5. Some Shark Species Can Glow in the Dark
Beyond their well-known predatory skills, some shark species possess bioluminescent abilities. Certain deep-sea sharks can emit a fascinating glow, a phenomenon that aids in camouflage, prey attraction, and communication. This characteristic is just one of the many unique features that demonstrate the diverse adaptations of sharks.
6. Shark Reproduction Varies Widely Among Species
Reproduction in sharks is fascinatingly diverse. Some species are oviparous, laying eggs that later hatch, while others are viviparous, giving live birth. There’s also a third method known as ovoviviparity, where eggs hatch within the mother’s body, with the young being born alive and fully formed.
7. Sharks Have Survived Multiple Mass Extinctions
Sharks have a rich evolutionary history that stretches back over 400 million years, making them older than the dinosaurs. They have survived multiple mass extinction events, including the one that wiped out the dinosaurs. This survival can be attributed to their adaptability and resilience, which has led to the broad range of species we see today.
8. Sharks Play a Crucial Role in Maintaining Healthy Ocean Ecosystems
As apex predators, sharks play a vital role in keeping marine ecosystems balanced. By controlling populations of their prey, they maintain the diversity and health of these ecosystems. However, they face significant threats from human activities like overfishing and habitat destruction, leading to declining populations and the endangerment of many species.
9. Scientists Use Growth Rings in Shark Vertebrae to Determine Their Age

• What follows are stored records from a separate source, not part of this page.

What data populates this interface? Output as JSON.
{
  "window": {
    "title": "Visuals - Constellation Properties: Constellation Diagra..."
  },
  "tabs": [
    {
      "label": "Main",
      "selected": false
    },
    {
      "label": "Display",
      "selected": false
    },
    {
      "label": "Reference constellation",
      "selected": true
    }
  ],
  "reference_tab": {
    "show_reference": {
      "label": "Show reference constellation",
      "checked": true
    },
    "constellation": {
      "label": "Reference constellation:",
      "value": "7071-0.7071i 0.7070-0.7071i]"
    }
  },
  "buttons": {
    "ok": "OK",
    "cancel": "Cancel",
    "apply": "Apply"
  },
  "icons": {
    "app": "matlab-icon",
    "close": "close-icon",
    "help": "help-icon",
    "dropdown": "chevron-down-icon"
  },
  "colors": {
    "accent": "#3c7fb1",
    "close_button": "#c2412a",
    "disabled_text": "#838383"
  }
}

Much like reading the rings of a tree trunk to determine its age, scientists can estimate a shark’s age by studying the growth rings in its vertebrae. This method allows for a better understanding of shark population dynamics, growth rates, and longevity, contributing to more effective conservation strategies.
10. Pop Culture Misconceptions Often Portray Sharks as Mindless Killers
Sharks have often been unjustly portrayed in pop culture as ruthless, mindless killers. In reality, shark attacks are rare, and many species pose no threat to humans. Education and awareness can help debunk these myths, promoting a more accurate understanding of sharks and fostering improved conservation efforts.
In conclusion, the awe-inspiring world of sharks is one of intricate diversity and incredible adaptability. These remarkable creatures have stood the test of time, demonstrating resilience over 400 million years of evolutionary history. Their varied size, ability to sense electrical fields, constant replacement of teeth, and even the capacity of some species to emit a bio-luminescent glow underscore the marvel that is their existence.